Revision: a basic how-to

I’m in a constant state of revision, both when it comes to my novels and it my job as a newspaper editor. If I’m not editing my own articles and manuscripts, I’m editing someone else’s. As a friend recently lamented, “Writing really doesn’t end, does it? It’s never perfect enough.” True. There does come a time when something has to be finished, though—whether prompted by a publication deadline or because you just can’t stand to play with it anymore.

So I offer these basic revision tips as a way to rein in the chaos and make your process more efficient and effective. They work whether you are revising an article, a press release, a novel or a short story:

  1. Shut your office door and read your draft out loud to yourself—and don’t just mumble. Do it in your best news announcer or NPR commentator voice. This helps you see whether you have enough rhythm, enough flow. It also helps you pay better attention to the words on the screen so you’ll notice typos and other problematic issues.
  2. Determine what’s missing, and fix. Do you have enough voices? If it’s a news story, are both sides of the issue addressed?  If it’s fiction, do you have enough characters? Are you doing more telling than showing?
  3. If it’s journalism, add a headline and make sure you have non-verbal elements to accompany the story—strong photos, charts, graphs, etc.
  4. Show your piece to someone, anyone, and then rest at least a day, though even just an hour of putting it aside can help you develop fresh eyes.
  5. Then come back to the piece one more time for a final revision. This might mean a full rewrite, or just a few tweaks (adding a source, deleting a section, etc.).

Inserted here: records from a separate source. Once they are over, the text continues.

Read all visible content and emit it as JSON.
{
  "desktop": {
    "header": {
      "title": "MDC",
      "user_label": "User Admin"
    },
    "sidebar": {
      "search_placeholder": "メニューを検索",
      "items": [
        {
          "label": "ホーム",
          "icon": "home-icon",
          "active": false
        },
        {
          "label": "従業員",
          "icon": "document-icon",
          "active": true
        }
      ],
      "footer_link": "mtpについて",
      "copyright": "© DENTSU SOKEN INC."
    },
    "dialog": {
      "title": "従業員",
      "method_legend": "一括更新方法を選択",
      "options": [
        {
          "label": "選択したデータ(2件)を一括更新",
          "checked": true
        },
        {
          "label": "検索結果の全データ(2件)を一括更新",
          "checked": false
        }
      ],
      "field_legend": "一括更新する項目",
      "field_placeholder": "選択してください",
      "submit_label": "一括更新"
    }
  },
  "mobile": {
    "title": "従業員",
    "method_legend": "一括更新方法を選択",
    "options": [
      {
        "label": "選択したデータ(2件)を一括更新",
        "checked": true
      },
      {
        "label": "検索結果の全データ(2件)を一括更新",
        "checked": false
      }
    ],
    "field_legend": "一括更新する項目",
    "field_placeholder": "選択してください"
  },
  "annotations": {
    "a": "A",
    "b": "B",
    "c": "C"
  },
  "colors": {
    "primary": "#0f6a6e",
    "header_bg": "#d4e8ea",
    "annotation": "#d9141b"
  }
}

Above all: stay tight, keep your head clear and don’t be afraid to cut. Happy revising!